Task prompt
Going through the entries below, copy out each line that contains "naam".

[Website and app data records]
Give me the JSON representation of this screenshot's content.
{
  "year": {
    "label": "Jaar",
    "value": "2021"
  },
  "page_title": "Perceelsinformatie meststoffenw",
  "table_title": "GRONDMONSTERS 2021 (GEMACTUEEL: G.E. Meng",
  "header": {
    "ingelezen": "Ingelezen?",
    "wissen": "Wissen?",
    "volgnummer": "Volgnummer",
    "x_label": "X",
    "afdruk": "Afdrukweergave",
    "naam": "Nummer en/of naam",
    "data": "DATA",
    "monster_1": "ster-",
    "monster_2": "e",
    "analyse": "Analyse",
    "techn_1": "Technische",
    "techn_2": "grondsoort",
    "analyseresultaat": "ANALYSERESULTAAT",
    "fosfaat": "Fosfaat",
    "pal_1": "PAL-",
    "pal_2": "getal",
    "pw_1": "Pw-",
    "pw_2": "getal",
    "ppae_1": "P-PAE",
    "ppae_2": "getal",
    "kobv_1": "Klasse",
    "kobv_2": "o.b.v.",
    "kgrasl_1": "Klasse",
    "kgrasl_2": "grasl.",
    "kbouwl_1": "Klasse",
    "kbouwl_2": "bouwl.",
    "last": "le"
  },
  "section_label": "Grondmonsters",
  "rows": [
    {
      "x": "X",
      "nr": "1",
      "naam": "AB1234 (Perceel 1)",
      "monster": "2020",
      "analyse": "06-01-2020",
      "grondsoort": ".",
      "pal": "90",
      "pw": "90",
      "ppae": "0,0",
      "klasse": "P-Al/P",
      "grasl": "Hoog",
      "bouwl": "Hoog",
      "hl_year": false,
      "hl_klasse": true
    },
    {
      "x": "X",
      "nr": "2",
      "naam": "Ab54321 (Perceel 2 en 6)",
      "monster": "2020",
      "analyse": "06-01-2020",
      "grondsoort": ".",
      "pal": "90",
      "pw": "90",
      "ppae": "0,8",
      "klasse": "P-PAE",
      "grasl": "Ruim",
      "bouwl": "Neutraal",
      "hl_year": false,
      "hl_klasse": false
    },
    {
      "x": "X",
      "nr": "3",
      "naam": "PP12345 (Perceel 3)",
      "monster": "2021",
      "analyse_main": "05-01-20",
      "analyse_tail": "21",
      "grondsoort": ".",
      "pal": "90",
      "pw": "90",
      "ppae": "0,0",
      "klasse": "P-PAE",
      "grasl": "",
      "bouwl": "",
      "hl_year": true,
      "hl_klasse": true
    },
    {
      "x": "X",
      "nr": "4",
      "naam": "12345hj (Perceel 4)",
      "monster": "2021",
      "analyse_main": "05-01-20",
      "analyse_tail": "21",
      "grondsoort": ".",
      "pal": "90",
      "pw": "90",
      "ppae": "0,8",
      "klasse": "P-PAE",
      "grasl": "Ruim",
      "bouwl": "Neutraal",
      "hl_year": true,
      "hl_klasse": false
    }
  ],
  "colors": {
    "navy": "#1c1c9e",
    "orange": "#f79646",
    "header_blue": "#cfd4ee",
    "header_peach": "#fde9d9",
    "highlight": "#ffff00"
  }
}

Task result
    "naam": "Nummer en/of naam",
      "naam": "AB1234 (Perceel 1)",
      "naam": "Ab54321 (Perceel 2 en 6)",
      "naam": "PP12345 (Perceel 3)",
      "naam": "12345hj (Perceel 4)",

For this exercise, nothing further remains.